Modifying the cut tool

If you need to modify the cut tool, you generally can pick between multiple options with increasing complexity and time until in production:

  1. Configure an existing cut-tool in Gen/GenCuts if possible.

  2. Use LoKi functors for GenParticle (starting with a G) in a LoKi::GenCutTool.

  3. Last resort for really special things: write your own C++ implementation of the IGenCutTool interface.

LoKi::GenCutTool are a good solution when you need to impose additional requirements beyond those provided by DaughtersInLHCb, for example a minimum for the transverse mometum of a D0. For local tests, this can be easily implemented by overwriting the default cut tool set by 27175000.py:

from Configurables import LoKi__GenCutTool
from Gauss.Configuration import *
Generation().SignalPlain.CutTool = "LoKi::GenCutTool/TightCut"

from Configurables import LoKi__GenCutTool
gen.SignalPlain.addTool ( LoKi__GenCutTool , 'TightCut' )

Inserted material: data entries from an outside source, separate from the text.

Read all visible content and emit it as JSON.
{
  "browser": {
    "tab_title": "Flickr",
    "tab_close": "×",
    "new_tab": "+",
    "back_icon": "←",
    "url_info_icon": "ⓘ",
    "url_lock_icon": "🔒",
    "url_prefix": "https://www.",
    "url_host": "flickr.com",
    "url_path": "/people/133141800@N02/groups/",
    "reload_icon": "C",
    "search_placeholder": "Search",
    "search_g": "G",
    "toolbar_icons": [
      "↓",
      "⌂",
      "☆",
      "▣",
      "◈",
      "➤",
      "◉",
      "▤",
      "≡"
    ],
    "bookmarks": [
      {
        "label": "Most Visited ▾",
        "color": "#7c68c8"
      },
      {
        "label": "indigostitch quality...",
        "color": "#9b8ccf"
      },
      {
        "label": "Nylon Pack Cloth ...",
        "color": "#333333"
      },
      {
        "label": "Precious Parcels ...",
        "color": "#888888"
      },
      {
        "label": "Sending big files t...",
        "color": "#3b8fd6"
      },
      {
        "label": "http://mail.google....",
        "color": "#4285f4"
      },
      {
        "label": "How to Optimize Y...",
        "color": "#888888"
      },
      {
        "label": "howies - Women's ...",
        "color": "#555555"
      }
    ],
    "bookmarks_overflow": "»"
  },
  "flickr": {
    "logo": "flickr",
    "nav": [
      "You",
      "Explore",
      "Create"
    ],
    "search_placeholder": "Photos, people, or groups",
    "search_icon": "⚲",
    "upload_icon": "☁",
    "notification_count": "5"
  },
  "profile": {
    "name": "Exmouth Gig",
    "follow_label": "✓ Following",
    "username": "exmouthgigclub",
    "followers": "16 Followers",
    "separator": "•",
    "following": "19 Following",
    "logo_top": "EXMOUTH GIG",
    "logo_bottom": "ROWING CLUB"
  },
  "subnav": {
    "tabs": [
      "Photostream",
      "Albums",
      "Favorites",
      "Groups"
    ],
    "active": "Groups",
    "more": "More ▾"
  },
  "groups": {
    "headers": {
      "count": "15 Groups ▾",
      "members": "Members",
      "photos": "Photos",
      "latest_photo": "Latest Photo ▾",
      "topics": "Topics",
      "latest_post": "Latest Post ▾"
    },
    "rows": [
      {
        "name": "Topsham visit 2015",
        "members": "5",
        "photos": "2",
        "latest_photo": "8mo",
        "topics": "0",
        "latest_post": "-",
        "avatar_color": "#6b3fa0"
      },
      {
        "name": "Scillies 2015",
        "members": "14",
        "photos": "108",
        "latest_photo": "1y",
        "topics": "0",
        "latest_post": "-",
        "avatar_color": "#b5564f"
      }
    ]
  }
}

tightCut = Generation().SignalPlain.TightCut
tightCut.Decay     = '^[D*(2010)+ ==> ^( D0 ==> ^K+ ^K- ^mu+ ^mu- ) pi+]CC'
tightCut.Preambulo += [
   'from GaudiKernel.SystemOfUnits import GeV',
   'inAcc         =  in_range ( 0.005 , GTHETA , 0.400 )',
   'goodD0        =  ( GPT > 2.0 * GeV )',
tightCut.Cuts = {
   '[D0]cc': 'goodD0',
   '[K+]cc': 'inAcc',
   '[mu+]cc': 'inAcc'

You can again check that this works and a larger sample of 10,000 events can be found root://eosuser.cern.ch//eos/user/l/lhcbsk/sim-lesson/GaussTightCut-27163003-10000ev.xgen . You might also notice a slight slow-down in the rate at which events are produced: by default, an event failing the generator cut (which is applied after Pythia and EvtGen are done) triggers a reset of the entire generation phase of the simulation. Therefore, very tight generator level cuts in combination with a signal particle that only rarely occurs in minimum bias events can results in the generation phase taking manifold longer than the simulation of the detector response (and you might want to rethink your strategy for event generation). For some ideas on which kind of cuts to apply, you can have a look here: https://twiki.cern.ch/twiki/bin/view/LHCb/GeneratorLevelTightCuts

Modifying cut tools for production

As the cut tools are to be configured in the DecFiles, they form an integral part of the event-type itself. Hence, any modification that changes the produced events usually requires the release of a new DecFile including a new event-type or a new simulation sub-version so events end up in a different bookkeeping location.